Autumn Fishing Tactics September 02 2014, 1 Comment
As the seasons start to slide by and we head into Autumn, the trout start to change their feeding behaviour. With winter looming, it's a race to pack on as much fat as possible. It's at this exciting time of the year that trout can become less picky, and can often be taken in shallow water.
Often the ticket to success here is having a near enough is good enough type pattern. Enter the woolly bugger. Arguably the most famous pattern of all time, and for good reason.
Here we tie our version of the pattern, specially for fall fishing. While not representing anything in particular, in the colours we've chosen, it could represent any of the following:
- Chironomid Larva
So tie a few up, either weighted or un-weighted, and fish them around the weed beds on your favourite lake. A floating line should suffice, and make sure to vary the retrieve until you figure out what works.
As always, we love to hear any feedback you may have on using flies or tips we post. Please share your success (or failure) stories either at email@example.com or on our Facebook page.
Our top Chironomid pattern March 19 2014, 0 Comments
When approaching a new lake in spring, it's wise to play the numbers game when working out what to tie on first. 50% of what trout eat will be chironomid pupae. Chironomid pupae are all sizes and colour combinations, but the one to tie on first should be the numbers play if you don't know what's going on. The black and red does just that. More times that not, this will work, and it's a stupidly fast fly to tie. Throw on a white bead and you'll stand out in the crowd. A size 12 is a good starting point, but have a number of sizes between 8 and 18.
Make sure to start your fishing within 1ft of the bottom, keep all slack possible out of your line, and hang on!
The black and red chironomid pattern in size 12 is a deadly way to start your spring lake rainbow trout fishing.
Next Season? December 21 2013, 0 Comments
Anyone cold? The salmon are done. Rivers are low, clear and in some cases, slushy. Christmas is here. Time to spend a few minutes, or hours, thinking about the next season. Sure, winter steelhead will be up soon, but with snow in many parts of North America, I'd prefer to think about something a little warmer. For me, it's getting ready for lake season. We've been experimenting with some different patterns and tying up some go to patterns. Check out our Youtube channel for some tying of go to lake patterns.

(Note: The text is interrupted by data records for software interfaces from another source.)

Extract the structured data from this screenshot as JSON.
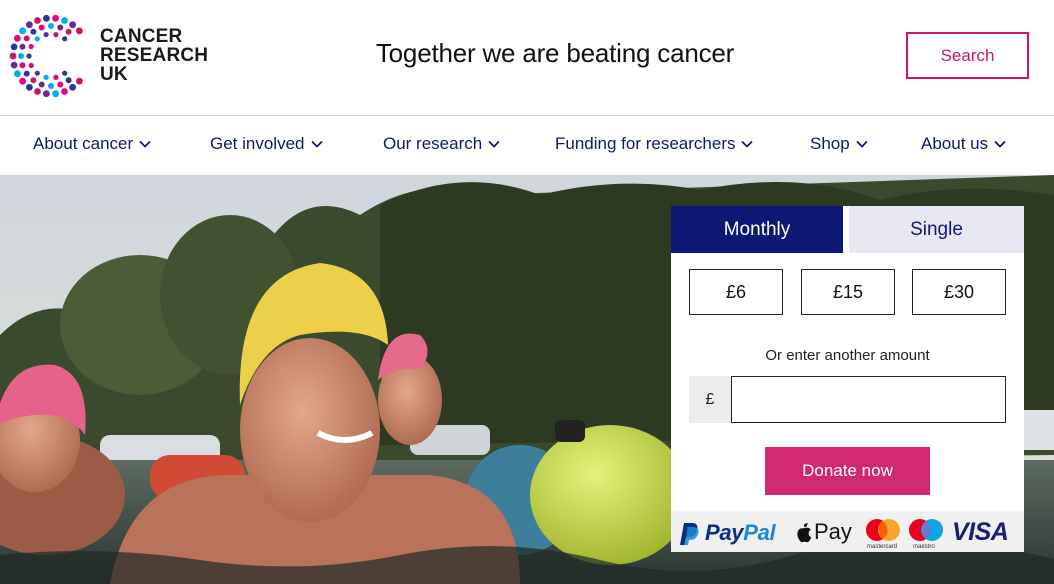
{
  "brand": {
    "name_lines": [
      "CANCER",
      "RESEARCH",
      "UK"
    ],
    "tagline": "Together we are beating cancer",
    "colors": {
      "magenta": "#c91668",
      "navy": "#0c1874",
      "donate": "#d1296f"
    }
  },
  "header": {
    "search_label": "Search"
  },
  "nav": {
    "items": [
      {
        "label": "About cancer",
        "icon": "chevron-down-icon"
      },
      {
        "label": "Get involved",
        "icon": "chevron-down-icon"
      },
      {
        "label": "Our research",
        "icon": "chevron-down-icon"
      },
      {
        "label": "Funding for researchers",
        "icon": "chevron-down-icon"
      },
      {
        "label": "Shop",
        "icon": "chevron-down-icon"
      },
      {
        "label": "About us",
        "icon": "chevron-down-icon"
      }
    ]
  },
  "donation": {
    "tabs": [
      "Monthly",
      "Single"
    ],
    "selected_tab": "Monthly",
    "amounts": [
      "£6",
      "£15",
      "£30"
    ],
    "other_amount_label": "Or enter another amount",
    "currency_symbol": "£",
    "amount_value": "",
    "donate_label": "Donate now",
    "payment_methods": {
      "paypal": "PayPal",
      "applepay": "Pay",
      "mastercard": "mastercard",
      "maestro": "maestro",
      "visa": "VISA"
    }
  }
}
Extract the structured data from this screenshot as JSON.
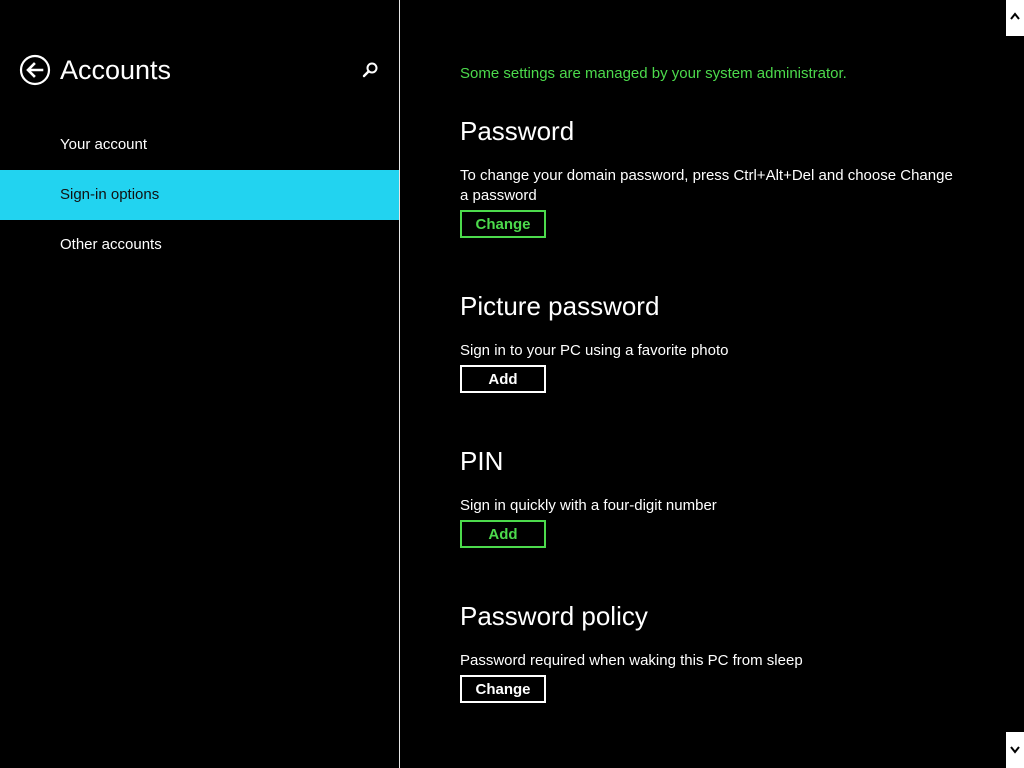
{
  "header": {
    "title": "Accounts",
    "back_icon": "back-arrow-icon",
    "search_icon": "search-icon"
  },
  "sidebar": {
    "items": [
      {
        "label": "Your account",
        "selected": false
      },
      {
        "label": "Sign-in options",
        "selected": true
      },
      {
        "label": "Other accounts",
        "selected": false
      }
    ]
  },
  "main": {
    "notice": "Some settings are managed by your system administrator.",
    "sections": [
      {
        "title": "Password",
        "description": "To change your domain password, press Ctrl+Alt+Del and choose Change a password",
        "button": "Change",
        "button_style": "green"
      },
      {
        "title": "Picture password",
        "description": "Sign in to your PC using a favorite photo",
        "button": "Add",
        "button_style": "white"
      },
      {
        "title": "PIN",
        "description": "Sign in quickly with a four-digit number",
        "button": "Add",
        "button_style": "green"
      },
      {
        "title": "Password policy",
        "description": "Password required when waking this PC from sleep",
        "button": "Change",
        "button_style": "white"
      }
    ]
  },
  "colors": {
    "accent": "#22d3f0",
    "managed_green": "#4cda4c",
    "background": "#000000",
    "text": "#ffffff"
  }
}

The zebra midge (in different colours), chromie and simi-seal leech make up about 80% of what we fish on lakes. Watch the videos and see how easy these patterns are to tie, then fish them and see how effective they are!

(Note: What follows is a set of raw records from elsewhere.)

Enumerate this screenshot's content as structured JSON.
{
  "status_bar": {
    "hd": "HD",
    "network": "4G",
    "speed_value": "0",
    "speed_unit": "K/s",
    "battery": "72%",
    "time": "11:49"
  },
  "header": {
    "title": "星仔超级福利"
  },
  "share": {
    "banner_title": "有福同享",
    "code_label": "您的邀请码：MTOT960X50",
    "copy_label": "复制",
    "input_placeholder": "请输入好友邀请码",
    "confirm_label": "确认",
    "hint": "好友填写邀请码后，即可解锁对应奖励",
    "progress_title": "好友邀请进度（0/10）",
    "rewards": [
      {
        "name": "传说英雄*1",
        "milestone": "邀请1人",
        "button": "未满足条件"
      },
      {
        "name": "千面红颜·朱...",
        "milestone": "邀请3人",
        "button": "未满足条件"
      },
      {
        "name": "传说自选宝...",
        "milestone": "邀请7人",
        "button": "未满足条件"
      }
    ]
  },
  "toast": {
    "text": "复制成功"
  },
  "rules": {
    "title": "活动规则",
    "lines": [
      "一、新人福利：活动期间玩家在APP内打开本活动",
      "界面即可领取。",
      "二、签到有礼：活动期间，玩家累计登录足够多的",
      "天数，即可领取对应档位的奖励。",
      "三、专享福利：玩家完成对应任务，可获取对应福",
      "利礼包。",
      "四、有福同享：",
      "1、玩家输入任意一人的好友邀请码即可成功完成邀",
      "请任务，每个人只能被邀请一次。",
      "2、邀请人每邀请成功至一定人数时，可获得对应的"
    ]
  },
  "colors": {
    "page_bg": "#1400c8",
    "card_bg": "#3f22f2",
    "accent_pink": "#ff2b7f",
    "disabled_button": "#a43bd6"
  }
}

From everyone at Twigg & Barry, wishing you all the best for the festive season.
Down Time December 06 2013, 0 Comments
For those of you in the northern hemisphere, temperatures are dropping and many fisheries are coming to a close. Work is often busy, and Christmas keeps us occupied, but when you do get a moment to spare on those cold wet days, how will you spend your downtime? When you can't go fishing, but would like to. Why not try tying up some new flies for a season to come?
Sometimes the most effective flies are those that are just a little bit different. Why not take some of your old patterns and try to tweak them a bit? More than likely you'll have some failures, but sometimes you improve upon a fly and make it stand out from other flies, and hopefully the food.
At the essence of a fly, for the most part, are the characteristics of whatever it is you're trying to imitate. Stray too far from that food source and you'll likely have something that isn't too successful. But if you get the basics down and tart it up, often you'll be quite successful. When trying new things, consider the following:
- Can you take a drab colour and make it brighter?
- Can you adjust weight of the fly to make it sink faster or slower to increase it's time in a feeding zone?
- Can you add a highlight, such as some flash, a bead, or a hot spot?
- Can you change materials from an existing pattern to make the fly look better in the water? Or faster to tie?
- Can you make certain features more or less prominent? Better segmentation? Bigger eyes?
I'll often start by changing just one variable and going from there. Here are a few examples tied for next year's lake fishing.
They're by no means pretty, but they represent a starting point for experimenting, because there's nothing quite as satisfying as fooling a fish on a fly that you've created!
If you have any new flies you'd like to share, we'd love to see you post them to our Facebook page.